This article warns that if too many constraints are put on incumbent local providers the impacts to the entire industry may be severe due to lack of infrastructure upgrades by the incumbents.
Command Prompt Explorer Bar (CPED) adds a Windows Command Prompt to the Explorer Bar options for Windows Explorer and Internet Explorer. This provides a docked command prompt embedded within the Explorer window. One of the handiest features is that when you navigate to different folder in Explorer, the command prompt path is automatically changed to the same path, which is a real timesaver.
Secretly is (yet!) another virtual desktop utility. However, it has some distinct advantages, including a very small footprint (<1.5MB), no GUI or taskbar icons to clutter up your desktop, no installer, and efficient and easy-to-remember shortcut keys. It's one of those utilities that does one thing and does it well without a lot of fluff.

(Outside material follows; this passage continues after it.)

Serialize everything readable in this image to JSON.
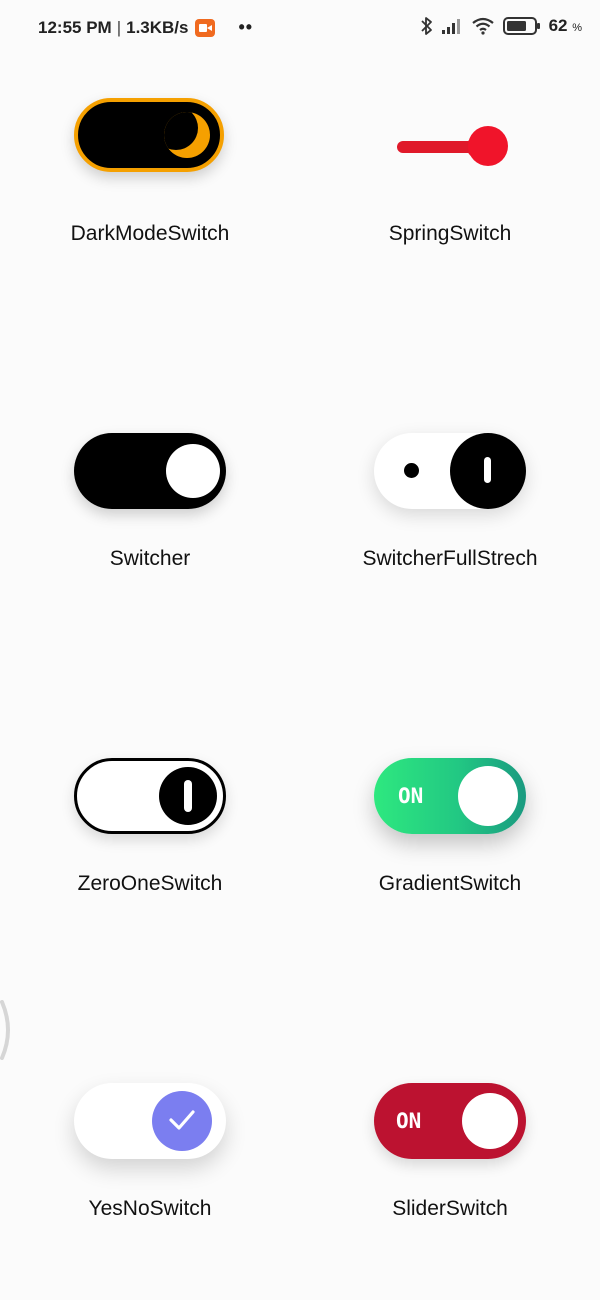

Total Reflection (TR) is a utility to examine the contents of Windows executable modules (EXE, DLL, etc.). It goes far beyond many other free resource examination tools and allows detailed viewing of all sections (code, data, resource, etc.) of the file. In addition, it provides excellent interpretation of the values and the GUI is well organized and intuitive.
MinMaxExtender (MME) adds useful buttons to the upper right corner of the title bar of windows that allow you maximize the window fully horizontally or vertically, "roll up" the window so that only the title bar is displayed, minimize the window to an icon in the system tray, or make the window stay on top. It provides extensive customization options to allow you to disable these options for certain windows, such as dialog boxes.
In Outlook, you can expand the folder tree with the keyboard by pressing the numeric keypad asterisk (*) key. Each press will expand another level of the subfolders under the current folder. To close up the tree to the current level, use the numeric keypad minus key.
If you frequently open a new Command Prompt by entering CMD in the Windows 2000/XP Run dialog, the default directory for the new prompt is defined by the USERPROFILE environment variable (e.g., C:\Documents and Settings\username). If this is not the most convenient starting place, you can change the default directory in the registry. Run Registry Editor (Start | Run | regedit) and navigate to the HKEY_CURRENT_USER\Software\Microsoft\Command Processor key. Create a new String Value named AutoRun. Edit the AutoRun value to CD /D C:\. Replace C:\ with the desired start directory. Close the Registry Editor. Now the next time you run CMD, it will open where you want it to.
A humorous spoof of other sites, this one advocates the liberation of ceramic garden gnomes. The creativity of the site is unique.
Why do we pronounce certain words the way that we do (e.g., "ant" vs. "aunt")? This comprehensive survey (over 10,000 respondents) looks at how many common words that have various common pronunciations are typically spoken throughout the US. Very interesting look at regional dialects.
This site has a hilarious Flash movie that might be subtitled The Matrix meets (or "meats"!) Home on the Range. The site includes some additional funny Flash-animated short movies, too.